Over the years, the community gradually got used to our role. With no official Opposition, we stated opposing views. We held leaders responsible. Ministers and leaders have resigned. We’ve had requests to airlift reporters out of town due to threats of physical violence. Legal letters were routine. I’ve had government ministers call me to threaten financial ruin.
But over the years I believe most, except the most regressive, understand that journalism is a foundation of democracy and good government. Even in Nunavut. Even in Nunavik.
During the COVID-19 pandemic, we stopped printing. The rollout of decent internet across the North means we can deliver the news instantly. The appetite for week-old news on paper, given the time it takes for production, printing and airfreight, is disappearing.

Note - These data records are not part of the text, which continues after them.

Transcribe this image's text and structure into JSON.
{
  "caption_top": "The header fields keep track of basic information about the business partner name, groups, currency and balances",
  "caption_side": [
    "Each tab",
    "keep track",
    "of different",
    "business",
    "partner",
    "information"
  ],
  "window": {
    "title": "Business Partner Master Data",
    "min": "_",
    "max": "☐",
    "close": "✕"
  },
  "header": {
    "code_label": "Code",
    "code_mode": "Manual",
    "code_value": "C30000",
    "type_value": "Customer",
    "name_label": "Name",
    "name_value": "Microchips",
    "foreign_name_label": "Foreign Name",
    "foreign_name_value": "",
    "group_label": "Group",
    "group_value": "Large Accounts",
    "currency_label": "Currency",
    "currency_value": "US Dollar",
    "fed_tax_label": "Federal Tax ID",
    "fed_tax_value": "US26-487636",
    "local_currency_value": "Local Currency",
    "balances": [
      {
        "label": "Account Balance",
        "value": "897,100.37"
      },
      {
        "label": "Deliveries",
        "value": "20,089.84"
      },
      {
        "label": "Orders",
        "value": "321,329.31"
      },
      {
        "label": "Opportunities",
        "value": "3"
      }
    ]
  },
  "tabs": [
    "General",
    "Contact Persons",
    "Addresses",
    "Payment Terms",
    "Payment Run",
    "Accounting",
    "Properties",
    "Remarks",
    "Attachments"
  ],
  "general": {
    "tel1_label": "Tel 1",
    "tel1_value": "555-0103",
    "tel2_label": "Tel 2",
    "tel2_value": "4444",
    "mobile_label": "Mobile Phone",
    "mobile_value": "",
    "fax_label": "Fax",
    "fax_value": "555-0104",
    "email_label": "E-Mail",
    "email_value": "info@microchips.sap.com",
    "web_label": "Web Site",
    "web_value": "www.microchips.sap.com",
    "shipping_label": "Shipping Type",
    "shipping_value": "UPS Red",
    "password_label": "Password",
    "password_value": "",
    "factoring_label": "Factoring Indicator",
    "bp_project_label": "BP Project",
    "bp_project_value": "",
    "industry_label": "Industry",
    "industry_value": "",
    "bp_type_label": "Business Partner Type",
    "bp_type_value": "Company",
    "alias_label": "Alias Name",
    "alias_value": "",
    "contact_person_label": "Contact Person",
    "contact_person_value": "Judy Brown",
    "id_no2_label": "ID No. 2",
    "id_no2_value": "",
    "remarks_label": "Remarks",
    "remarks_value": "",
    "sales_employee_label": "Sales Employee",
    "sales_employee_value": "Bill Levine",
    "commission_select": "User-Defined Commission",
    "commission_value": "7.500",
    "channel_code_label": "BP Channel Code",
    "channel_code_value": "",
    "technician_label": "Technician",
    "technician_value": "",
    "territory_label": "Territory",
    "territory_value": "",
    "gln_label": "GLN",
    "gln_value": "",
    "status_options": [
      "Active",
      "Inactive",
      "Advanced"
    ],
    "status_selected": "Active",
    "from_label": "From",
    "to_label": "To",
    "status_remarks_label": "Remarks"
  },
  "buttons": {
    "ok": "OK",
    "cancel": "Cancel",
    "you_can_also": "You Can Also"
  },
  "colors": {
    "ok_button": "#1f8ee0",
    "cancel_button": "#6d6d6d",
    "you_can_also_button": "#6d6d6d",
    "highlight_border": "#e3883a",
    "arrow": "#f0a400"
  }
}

What will the future bring? Facebook and Google are luring advertising dollars away from community newspapers. The other northern newspapers, facing failure, have been absorbed by newspaper chains. Independent newspapers are disappearing across Canada.

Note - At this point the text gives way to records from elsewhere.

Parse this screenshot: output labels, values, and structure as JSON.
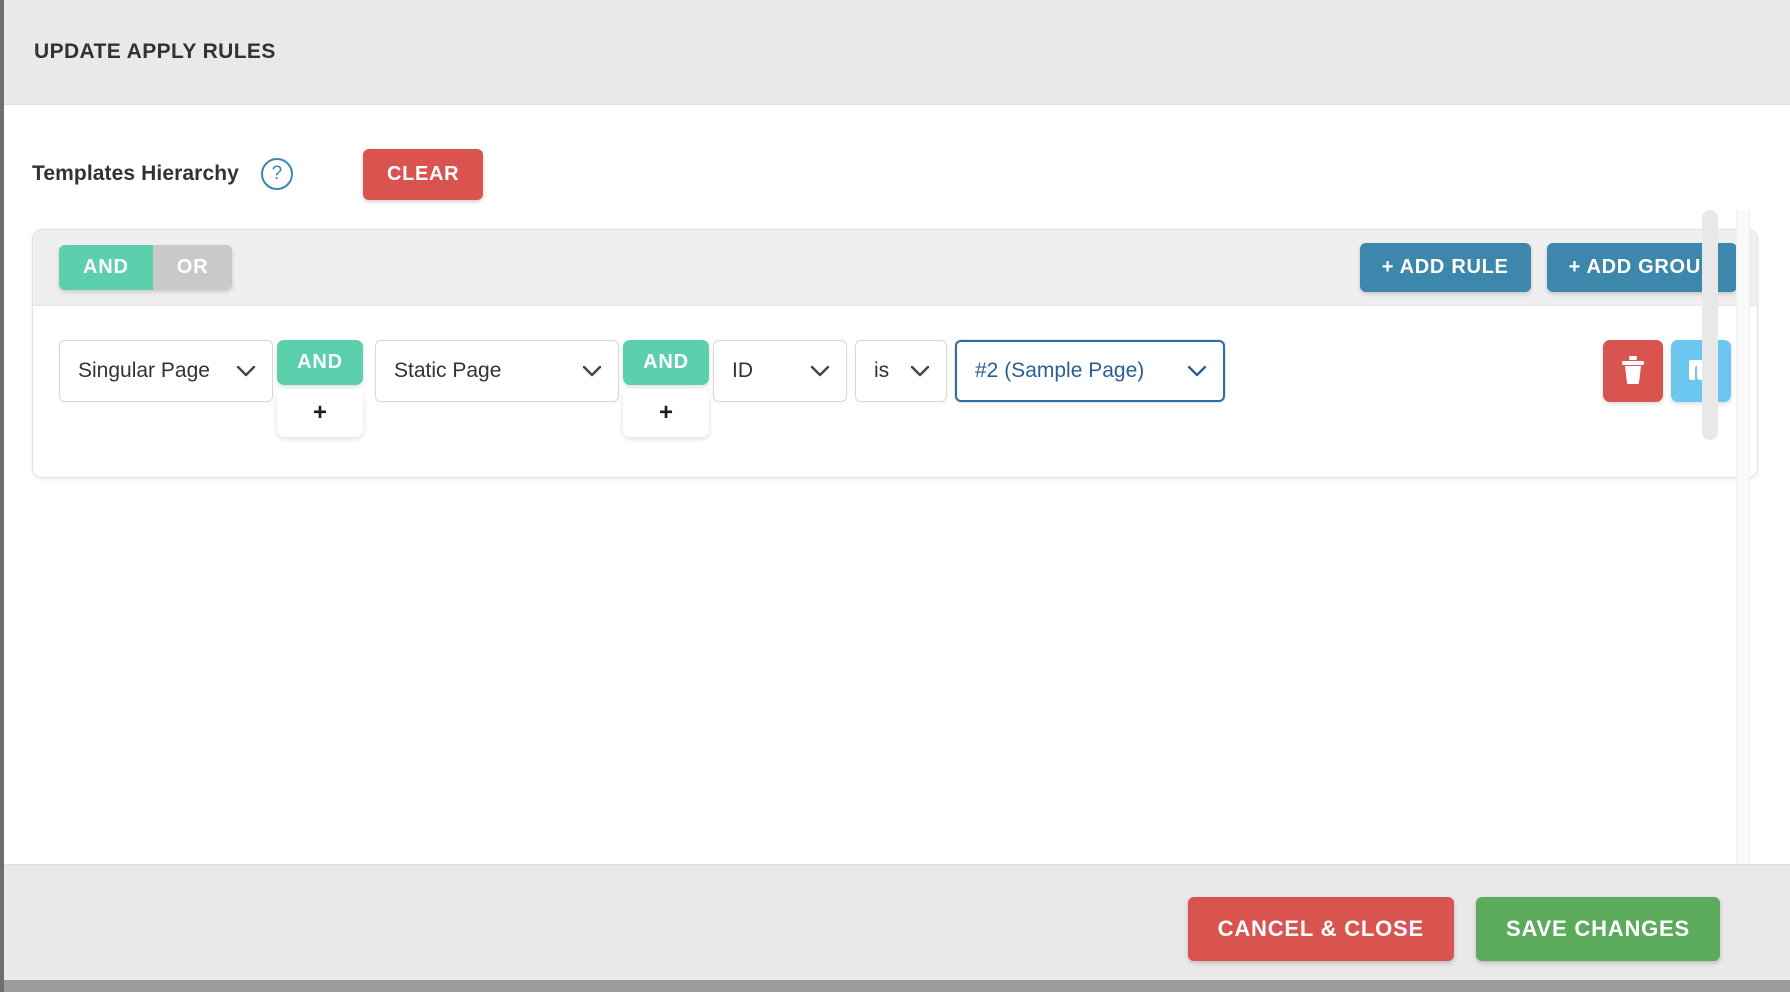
{
  "modal": {
    "title": "UPDATE APPLY RULES"
  },
  "hierarchy": {
    "label": "Templates Hierarchy",
    "help_icon": "question-circle-icon",
    "help_glyph": "?",
    "clear_label": "CLEAR"
  },
  "group": {
    "conjunction": {
      "and_label": "AND",
      "or_label": "OR",
      "selected": "AND"
    },
    "add_rule_label": "+ ADD RULE",
    "add_group_label": "+ ADD GROUP"
  },
  "rule": {
    "field_1": {
      "value": "Singular Page",
      "icon": "chevron-down-icon"
    },
    "conj_1": {
      "label": "AND",
      "plus_label": "+"
    },
    "field_2": {
      "value": "Static Page",
      "icon": "chevron-down-icon"
    },
    "conj_2": {
      "label": "AND",
      "plus_label": "+"
    },
    "field_3": {
      "value": "ID",
      "icon": "chevron-down-icon"
    },
    "operator": {
      "value": "is",
      "icon": "chevron-down-icon"
    },
    "value_select": {
      "value": "#2 (Sample Page)",
      "icon": "chevron-down-icon",
      "focused": true
    },
    "tools": {
      "delete_icon": "trash-icon",
      "copy_icon": "duplicate-icon"
    }
  },
  "footer": {
    "cancel_label": "CANCEL & CLOSE",
    "save_label": "SAVE CHANGES"
  },
  "colors": {
    "green_accent": "#5ccfad",
    "blue_accent": "#3d87ad",
    "red_accent": "#d9534f",
    "save_green": "#5cab5c",
    "copy_blue": "#6bc7ef",
    "focus_blue": "#2f6da3",
    "header_bg": "#e9e9e9"
  }
}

I have to be optimistic. We have published for 50 years — a remarkable milestone.
Nunavut and Nunavik can’t afford to be without Nunatsiaq News. With support from the community, perhaps we’ll see another 50 years.
This is the second of a two-part story about the history of Nunatsiaq News, which is marking its 50th anniversary in 2023.
Michael Roberts is the publisher of Nunatsiaq News.
The role of the press be it in paper copy or electronic is essential to the health and well being of us all. The Duran with Mr Christoforou and Mercouris have recently released on their platform a session with Robert Barnes, speaking of the things that have gone bad with a weak press service colluding with the powerful. It is journalism at its best.
Sir This is truly inspiring and you and your family are pioneers in Canada and the North. Most of us here know nothing about Nunavut.
I am sending your story to as many as I have on my contact list. At 82, I am unlikely to ever see our north but believe there is a real future for the folk there and you are a major factor in that future. Well done